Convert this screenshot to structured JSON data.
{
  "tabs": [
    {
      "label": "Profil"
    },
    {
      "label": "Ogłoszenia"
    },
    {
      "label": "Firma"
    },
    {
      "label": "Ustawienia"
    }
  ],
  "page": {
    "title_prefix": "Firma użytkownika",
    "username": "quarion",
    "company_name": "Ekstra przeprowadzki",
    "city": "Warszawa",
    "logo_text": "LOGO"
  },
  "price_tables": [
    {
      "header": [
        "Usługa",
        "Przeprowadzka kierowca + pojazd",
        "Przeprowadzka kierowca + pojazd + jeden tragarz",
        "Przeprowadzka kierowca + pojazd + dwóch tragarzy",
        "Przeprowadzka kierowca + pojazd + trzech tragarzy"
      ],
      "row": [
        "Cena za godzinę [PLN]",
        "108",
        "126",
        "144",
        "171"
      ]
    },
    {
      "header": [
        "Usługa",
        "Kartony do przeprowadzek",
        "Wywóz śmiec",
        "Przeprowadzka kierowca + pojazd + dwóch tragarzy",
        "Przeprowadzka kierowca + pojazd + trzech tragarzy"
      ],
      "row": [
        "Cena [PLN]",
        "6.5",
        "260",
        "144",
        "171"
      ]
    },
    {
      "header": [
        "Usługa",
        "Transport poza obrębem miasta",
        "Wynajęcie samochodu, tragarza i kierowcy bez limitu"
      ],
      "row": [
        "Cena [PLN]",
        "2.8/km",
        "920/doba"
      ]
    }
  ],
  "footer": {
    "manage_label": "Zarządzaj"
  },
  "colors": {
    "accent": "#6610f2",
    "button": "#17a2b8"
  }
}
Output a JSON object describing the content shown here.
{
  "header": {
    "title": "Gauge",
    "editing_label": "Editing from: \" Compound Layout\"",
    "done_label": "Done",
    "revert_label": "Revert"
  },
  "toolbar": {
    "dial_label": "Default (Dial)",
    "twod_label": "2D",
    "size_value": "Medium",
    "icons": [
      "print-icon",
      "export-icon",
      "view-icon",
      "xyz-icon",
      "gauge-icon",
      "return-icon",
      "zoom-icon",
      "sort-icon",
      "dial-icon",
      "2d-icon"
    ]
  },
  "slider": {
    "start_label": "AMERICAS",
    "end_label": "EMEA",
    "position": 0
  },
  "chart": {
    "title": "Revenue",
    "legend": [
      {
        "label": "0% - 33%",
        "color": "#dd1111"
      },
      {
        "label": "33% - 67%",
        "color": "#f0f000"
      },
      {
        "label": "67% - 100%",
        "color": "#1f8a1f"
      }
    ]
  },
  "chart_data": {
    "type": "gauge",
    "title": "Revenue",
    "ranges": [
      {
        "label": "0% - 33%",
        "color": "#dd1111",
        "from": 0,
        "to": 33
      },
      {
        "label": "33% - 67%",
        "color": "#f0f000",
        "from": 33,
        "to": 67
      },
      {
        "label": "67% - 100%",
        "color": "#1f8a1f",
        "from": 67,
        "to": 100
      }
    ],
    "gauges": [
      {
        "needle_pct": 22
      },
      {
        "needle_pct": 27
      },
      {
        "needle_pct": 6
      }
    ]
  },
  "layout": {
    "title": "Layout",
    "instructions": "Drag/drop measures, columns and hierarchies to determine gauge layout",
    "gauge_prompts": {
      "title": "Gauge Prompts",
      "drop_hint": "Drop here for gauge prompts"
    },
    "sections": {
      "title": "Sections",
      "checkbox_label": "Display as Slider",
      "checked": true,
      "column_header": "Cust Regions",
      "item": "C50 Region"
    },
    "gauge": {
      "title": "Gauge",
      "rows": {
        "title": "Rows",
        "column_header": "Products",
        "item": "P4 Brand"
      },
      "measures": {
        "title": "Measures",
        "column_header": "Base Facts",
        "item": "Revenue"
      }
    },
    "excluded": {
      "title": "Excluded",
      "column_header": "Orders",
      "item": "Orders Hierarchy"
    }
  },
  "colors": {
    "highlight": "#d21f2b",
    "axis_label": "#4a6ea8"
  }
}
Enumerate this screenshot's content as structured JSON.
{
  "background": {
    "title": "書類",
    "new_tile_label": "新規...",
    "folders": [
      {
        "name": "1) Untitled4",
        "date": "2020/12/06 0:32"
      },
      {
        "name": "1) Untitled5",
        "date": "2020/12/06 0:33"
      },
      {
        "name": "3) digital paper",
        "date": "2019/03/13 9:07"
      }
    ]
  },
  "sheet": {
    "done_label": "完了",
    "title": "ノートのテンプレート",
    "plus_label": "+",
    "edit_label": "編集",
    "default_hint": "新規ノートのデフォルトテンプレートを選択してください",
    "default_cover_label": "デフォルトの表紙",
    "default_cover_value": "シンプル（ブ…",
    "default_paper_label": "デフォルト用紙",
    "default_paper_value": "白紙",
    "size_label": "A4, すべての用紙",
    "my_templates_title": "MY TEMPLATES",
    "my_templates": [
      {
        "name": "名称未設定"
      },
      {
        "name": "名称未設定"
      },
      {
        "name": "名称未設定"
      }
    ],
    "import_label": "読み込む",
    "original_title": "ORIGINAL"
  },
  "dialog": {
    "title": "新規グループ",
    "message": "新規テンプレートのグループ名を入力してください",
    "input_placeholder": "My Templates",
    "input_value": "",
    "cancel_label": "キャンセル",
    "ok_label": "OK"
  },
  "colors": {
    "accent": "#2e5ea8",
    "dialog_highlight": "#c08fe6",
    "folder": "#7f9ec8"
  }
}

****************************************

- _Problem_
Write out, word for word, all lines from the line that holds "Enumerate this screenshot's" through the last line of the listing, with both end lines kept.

- _Response_
Enumerate this screenshot's content as structured JSON.
{
  "background": {
    "title": "書類",
    "new_tile_label": "新規...",
    "folders": [
      {
        "name": "1) Untitled4",
        "date": "2020/12/06 0:32"
      },
      {
        "name": "1) Untitled5",
        "date": "2020/12/06 0:33"
      },
      {
        "name": "3) digital paper",
        "date": "2019/03/13 9:07"
      }
    ]
  },
  "sheet": {
    "done_label": "完了",
    "title": "ノートのテンプレート",
    "plus_label": "+",
    "edit_label": "編集",
    "default_hint": "新規ノートのデフォルトテンプレートを選択してください",
    "default_cover_label": "デフォルトの表紙",
    "default_cover_value": "シンプル（ブ…",
    "default_paper_label": "デフォルト用紙",
    "default_paper_value": "白紙",
    "size_label": "A4, すべての用紙",
    "my_templates_title": "MY TEMPLATES",
    "my_templates": [
      {
        "name": "名称未設定"
      },
      {
        "name": "名称未設定"
      },
      {
        "name": "名称未設定"
      }
    ],
    "import_label": "読み込む",
    "original_title": "ORIGINAL"
  },
  "dialog": {
    "title": "新規グループ",
    "message": "新規テンプレートのグループ名を入力してください",
    "input_placeholder": "My Templates",
    "input_value": "",
    "cancel_label": "キャンセル",
    "ok_label": "OK"
  },
  "colors": {
    "accent": "#2e5ea8",
    "dialog_highlight": "#c08fe6",
    "folder": "#7f9ec8"
  }
}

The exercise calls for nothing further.